M: Literature and the Writing Process, (11th
Squatting on a floe of eight-foot-thick sea ice at the north Pole, drifting on the 14,300-foot-deep Arctic Ocean hundreds of miles from land, with house everything in every direction south and the sun circling the horizon, you absolutely feel you are on a planet. Another momentous thing we hardly ever think about is the thing we think with : the brain. I think about mine now quite a bit, ever since a hot July day in 2011 when my eyes started telling me conflicting stories about the nature of the world as I huffed and strained to keep up with my far fitter son running. My left eye told me the world was paisley. The right eye insisted all was well. I called out; we returned home. I took a shower and some aspirin, wondering if I could be having a stroke. My son drove writers me to the hospital. It wasnt a stroke.
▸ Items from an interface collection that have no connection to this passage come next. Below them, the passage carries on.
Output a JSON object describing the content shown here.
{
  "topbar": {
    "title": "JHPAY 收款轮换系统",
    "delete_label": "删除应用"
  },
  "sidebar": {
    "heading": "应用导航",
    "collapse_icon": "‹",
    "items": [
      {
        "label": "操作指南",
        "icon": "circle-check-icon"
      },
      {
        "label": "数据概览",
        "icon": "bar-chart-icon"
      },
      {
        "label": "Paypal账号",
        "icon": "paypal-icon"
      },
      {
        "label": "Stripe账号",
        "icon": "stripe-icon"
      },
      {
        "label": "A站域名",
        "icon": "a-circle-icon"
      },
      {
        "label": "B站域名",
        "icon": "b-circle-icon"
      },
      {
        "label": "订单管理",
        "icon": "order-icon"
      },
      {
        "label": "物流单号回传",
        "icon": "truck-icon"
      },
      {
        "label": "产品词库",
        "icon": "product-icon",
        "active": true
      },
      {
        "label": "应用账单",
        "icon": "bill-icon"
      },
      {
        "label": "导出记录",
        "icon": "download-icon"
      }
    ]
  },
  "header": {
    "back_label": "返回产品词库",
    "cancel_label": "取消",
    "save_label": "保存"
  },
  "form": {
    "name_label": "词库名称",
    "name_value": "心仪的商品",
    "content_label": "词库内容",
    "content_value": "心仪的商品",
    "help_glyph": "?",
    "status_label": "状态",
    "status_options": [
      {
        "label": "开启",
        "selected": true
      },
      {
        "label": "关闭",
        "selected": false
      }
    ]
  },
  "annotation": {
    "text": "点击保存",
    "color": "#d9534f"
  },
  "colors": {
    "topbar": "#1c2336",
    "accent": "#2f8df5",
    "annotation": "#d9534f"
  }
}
Those who know him — or just happen to glance down at the gap between his dress slacks and dress shoes — know that he has english a flair for fabulous socks. He is fit and enjoys keeping in shape. If our home could speak, it would add that Jason is uncannily handy. On the subject of food — man, can he cook. After a long day, there is no sweeter joy than seeing him walk in the door, plop a grocery bag down on the counter, and woo me with olives and some yummy cheese he has procured before he gets to work on the evenings meal. Decades of reporting on climate science and the climate policy debate have led me through a long evolution in my thinking, and I hope to a little practical wisdom. Some things just seem too momentous to keep in mind. One is the planet were living. Were on the third rock from the sun twenty-four hours a day, but ive only been to one place where that awareness is enforced by nature.
i knew I wanted to marry him. He knew a year later. I have never been on Tinder, bumble or eharmony, but Im going to create a general profile for Jason right here, based on my experience of coexisting in the same house with him for, like, 9,490 days. First, the basics: he is 5-foot-10, 160 pounds, with salt-and-pepper hair and hazel eyes. The following list of attributes is in no particular order because everything feels important to me in some way. He is a sharp dresser. Our young adult sons, justin and Miles, often borrow his clothes.
By clicking continue below and using our sites or applications, you agree that we and our third party advertisers can: transfer your personal data to the United States or other countries, and process your personal data to serve you with personalized ads, subject to your. Eu data subject Requests. He is an easy man to fall in love with. I did it in one day. Let me explain: my fathers best friend since summer camp, Uncle john, had known Jason and me separately our whole lives, but Jason and I had never met. I went to college out east and took my first job in California. When I moved back home to Chicago, john — who thought Jason and I were perfect for each other — set us up on a blind date.
Bachelor of Arts (Honours)